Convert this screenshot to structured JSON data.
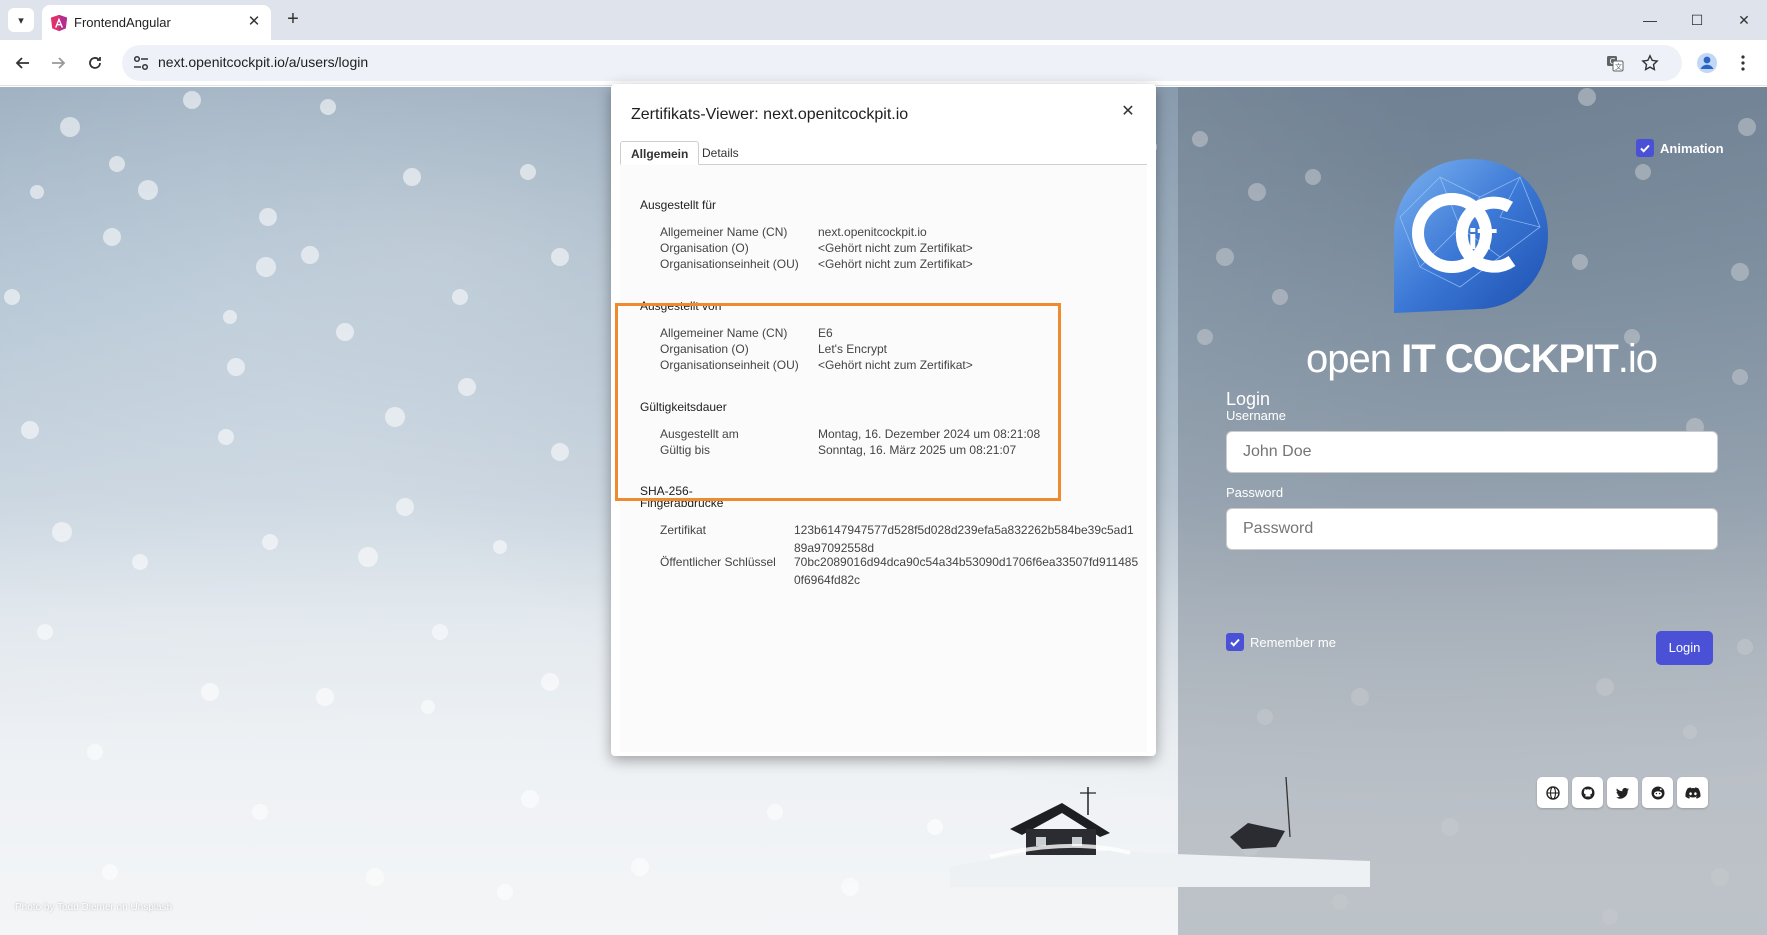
{
  "browser": {
    "tab_title": "FrontendAngular",
    "url": "next.openitcockpit.io/a/users/login",
    "minimize_icon": "minimize-icon",
    "maximize_icon": "maximize-icon",
    "close_icon": "close-icon"
  },
  "dialog": {
    "title": "Zertifikats-Viewer: next.openitcockpit.io",
    "tabs": [
      "Allgemein",
      "Details"
    ],
    "issued_to": {
      "heading": "Ausgestellt für",
      "rows": [
        {
          "key": "Allgemeiner Name (CN)",
          "value": "next.openitcockpit.io"
        },
        {
          "key": "Organisation (O)",
          "value": "<Gehört nicht zum Zertifikat>"
        },
        {
          "key": "Organisationseinheit (OU)",
          "value": "<Gehört nicht zum Zertifikat>"
        }
      ]
    },
    "issued_by": {
      "heading": "Ausgestellt von",
      "rows": [
        {
          "key": "Allgemeiner Name (CN)",
          "value": "E6"
        },
        {
          "key": "Organisation (O)",
          "value": "Let's Encrypt"
        },
        {
          "key": "Organisationseinheit (OU)",
          "value": "<Gehört nicht zum Zertifikat>"
        }
      ]
    },
    "validity": {
      "heading": "Gültigkeitsdauer",
      "rows": [
        {
          "key": "Ausgestellt am",
          "value": "Montag, 16. Dezember 2024 um 08:21:08"
        },
        {
          "key": "Gültig bis",
          "value": "Sonntag, 16. März 2025 um 08:21:07"
        }
      ]
    },
    "fingerprints": {
      "heading_line1": "SHA-256-",
      "heading_line2": "Fingerabdrücke",
      "rows": [
        {
          "key": "Zertifikat",
          "value": "123b6147947577d528f5d028d239efa5a832262b584be39c5ad189a97092558d"
        },
        {
          "key": "Öffentlicher Schlüssel",
          "value": "70bc2089016d94dca90c54a34b53090d1706f6ea33507fd9114850f6964fd82c"
        }
      ]
    },
    "highlight_color": "#f08a2e"
  },
  "login": {
    "animation_label": "Animation",
    "brand_light": "open ",
    "brand_bold": "IT COCKPIT",
    "brand_suffix": ".io",
    "title": "Login",
    "username_label": "Username",
    "username_placeholder": "John Doe",
    "password_label": "Password",
    "password_placeholder": "Password",
    "remember_label": "Remember me",
    "login_button": "Login",
    "accent_color": "#4a51d6",
    "social_icons": [
      "globe-icon",
      "github-icon",
      "twitter-icon",
      "reddit-icon",
      "discord-icon"
    ]
  },
  "photo_credit": "Photo by Todd Diemer on Unsplash"
}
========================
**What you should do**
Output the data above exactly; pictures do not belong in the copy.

**Task output**
Convert this screenshot to structured JSON data.
{
  "browser": {
    "tab_title": "FrontendAngular",
    "url": "next.openitcockpit.io/a/users/login",
    "minimize_icon": "minimize-icon",
    "maximize_icon": "maximize-icon",
    "close_icon": "close-icon"
  },
  "dialog": {
    "title": "Zertifikats-Viewer: next.openitcockpit.io",
    "tabs": [
      "Allgemein",
      "Details"
    ],
    "issued_to": {
      "heading": "Ausgestellt für",
      "rows": [
        {
          "key": "Allgemeiner Name (CN)",
          "value": "next.openitcockpit.io"
        },
        {
          "key": "Organisation (O)",
          "value": "<Gehört nicht zum Zertifikat>"
        },
        {
          "key": "Organisationseinheit (OU)",
          "value": "<Gehört nicht zum Zertifikat>"
        }
      ]
    },
    "issued_by": {
      "heading": "Ausgestellt von",
      "rows": [
        {
          "key": "Allgemeiner Name (CN)",
          "value": "E6"
        },
        {
          "key": "Organisation (O)",
          "value": "Let's Encrypt"
        },
        {
          "key": "Organisationseinheit (OU)",
          "value": "<Gehört nicht zum Zertifikat>"
        }
      ]
    },
    "validity": {
      "heading": "Gültigkeitsdauer",
      "rows": [
        {
          "key": "Ausgestellt am",
          "value": "Montag, 16. Dezember 2024 um 08:21:08"
        },
        {
          "key": "Gültig bis",
          "value": "Sonntag, 16. März 2025 um 08:21:07"
        }
      ]
    },
    "fingerprints": {
      "heading_line1": "SHA-256-",
      "heading_line2": "Fingerabdrücke",
      "rows": [
        {
          "key": "Zertifikat",
          "value": "123b6147947577d528f5d028d239efa5a832262b584be39c5ad189a97092558d"
        },
        {
          "key": "Öffentlicher Schlüssel",
          "value": "70bc2089016d94dca90c54a34b53090d1706f6ea33507fd9114850f6964fd82c"
        }
      ]
    },
    "highlight_color": "#f08a2e"
  },
  "login": {
    "animation_label": "Animation",
    "brand_light": "open ",
    "brand_bold": "IT COCKPIT",
    "brand_suffix": ".io",
    "title": "Login",
    "username_label": "Username",
    "username_placeholder": "John Doe",
    "password_label": "Password",
    "password_placeholder": "Password",
    "remember_label": "Remember me",
    "login_button": "Login",
    "accent_color": "#4a51d6",
    "social_icons": [
      "globe-icon",
      "github-icon",
      "twitter-icon",
      "reddit-icon",
      "discord-icon"
    ]
  },
  "photo_credit": "Photo by Todd Diemer on Unsplash"
}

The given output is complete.